It is native to eastern North America, occurring in moist woodlands and thickets from Nova Scotia west to Minnesota, and south to southern Florida and Texas. This one was spotted at the Stevens Creek Heritage Preserve near Clarks Hill (McCormick County), SC.
Other common names include bog onion, brown dragon, Indian turnip, and wild turnip. The plant contains calcium oxalate crystals as raphides in all parts, and because of this consumption of the raw plant material results in a powerful burning sensation. It can cause irritation of the mouth and digestive system, and on rare occasions the swelling of the mouth and throat may be severe enough to affect breathing.

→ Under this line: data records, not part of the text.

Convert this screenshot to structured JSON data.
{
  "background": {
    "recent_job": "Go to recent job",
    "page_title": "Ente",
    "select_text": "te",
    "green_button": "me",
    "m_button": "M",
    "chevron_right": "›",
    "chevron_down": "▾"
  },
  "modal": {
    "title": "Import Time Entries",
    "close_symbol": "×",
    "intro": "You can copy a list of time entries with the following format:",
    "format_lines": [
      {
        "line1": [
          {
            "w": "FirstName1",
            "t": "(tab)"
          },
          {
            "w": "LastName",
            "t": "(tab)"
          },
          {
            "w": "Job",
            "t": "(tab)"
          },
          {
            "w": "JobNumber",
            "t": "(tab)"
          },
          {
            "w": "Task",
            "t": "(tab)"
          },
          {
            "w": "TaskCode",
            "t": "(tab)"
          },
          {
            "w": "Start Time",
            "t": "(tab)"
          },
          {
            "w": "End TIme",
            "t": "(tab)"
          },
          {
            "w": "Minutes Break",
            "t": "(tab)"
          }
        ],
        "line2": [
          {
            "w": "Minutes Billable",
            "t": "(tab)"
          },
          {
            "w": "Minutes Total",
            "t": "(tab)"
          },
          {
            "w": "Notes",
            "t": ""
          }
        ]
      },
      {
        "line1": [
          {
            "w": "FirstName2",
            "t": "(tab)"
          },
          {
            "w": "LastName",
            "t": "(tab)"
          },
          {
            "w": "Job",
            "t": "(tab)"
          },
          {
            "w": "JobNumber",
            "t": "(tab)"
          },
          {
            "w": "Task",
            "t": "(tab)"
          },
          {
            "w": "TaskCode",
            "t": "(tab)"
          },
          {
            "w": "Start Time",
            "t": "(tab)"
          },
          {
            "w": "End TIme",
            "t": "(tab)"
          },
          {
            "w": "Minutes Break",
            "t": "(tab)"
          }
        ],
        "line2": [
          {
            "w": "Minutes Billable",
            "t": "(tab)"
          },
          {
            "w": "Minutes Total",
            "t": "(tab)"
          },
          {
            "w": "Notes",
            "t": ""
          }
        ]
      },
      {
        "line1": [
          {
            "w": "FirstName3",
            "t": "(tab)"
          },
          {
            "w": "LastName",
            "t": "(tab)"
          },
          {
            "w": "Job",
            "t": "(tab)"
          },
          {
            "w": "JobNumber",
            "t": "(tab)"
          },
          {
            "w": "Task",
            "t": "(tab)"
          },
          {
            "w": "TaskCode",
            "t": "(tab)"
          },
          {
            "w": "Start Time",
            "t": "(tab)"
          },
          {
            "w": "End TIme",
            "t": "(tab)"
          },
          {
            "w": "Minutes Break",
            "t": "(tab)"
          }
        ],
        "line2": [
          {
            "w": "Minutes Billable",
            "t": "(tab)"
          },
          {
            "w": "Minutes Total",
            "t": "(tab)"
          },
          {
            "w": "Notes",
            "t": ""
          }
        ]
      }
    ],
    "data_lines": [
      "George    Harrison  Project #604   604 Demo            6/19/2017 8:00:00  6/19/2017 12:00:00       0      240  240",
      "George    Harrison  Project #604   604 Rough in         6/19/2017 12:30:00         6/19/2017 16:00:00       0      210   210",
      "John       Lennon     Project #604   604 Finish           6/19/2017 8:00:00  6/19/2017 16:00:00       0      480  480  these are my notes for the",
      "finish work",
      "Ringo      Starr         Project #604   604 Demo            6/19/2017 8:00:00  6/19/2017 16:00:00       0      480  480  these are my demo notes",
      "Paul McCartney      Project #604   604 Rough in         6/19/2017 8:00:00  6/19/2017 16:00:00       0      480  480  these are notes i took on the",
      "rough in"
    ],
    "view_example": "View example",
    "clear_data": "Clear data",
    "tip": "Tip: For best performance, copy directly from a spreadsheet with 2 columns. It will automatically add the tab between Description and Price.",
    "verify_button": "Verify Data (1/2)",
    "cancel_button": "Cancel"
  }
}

If the plant is properly dried or cooked it can be eaten as a root vegetable. A preparation of the root was reported to have been used by Native Americans as a treatment for sore eyes. Preparations were also made to treat rheumatism, bronchitis, and snakebites, as well as to induce sterility.
Spotted on Apr 13, 2014
Submitted on Jan 2, 2015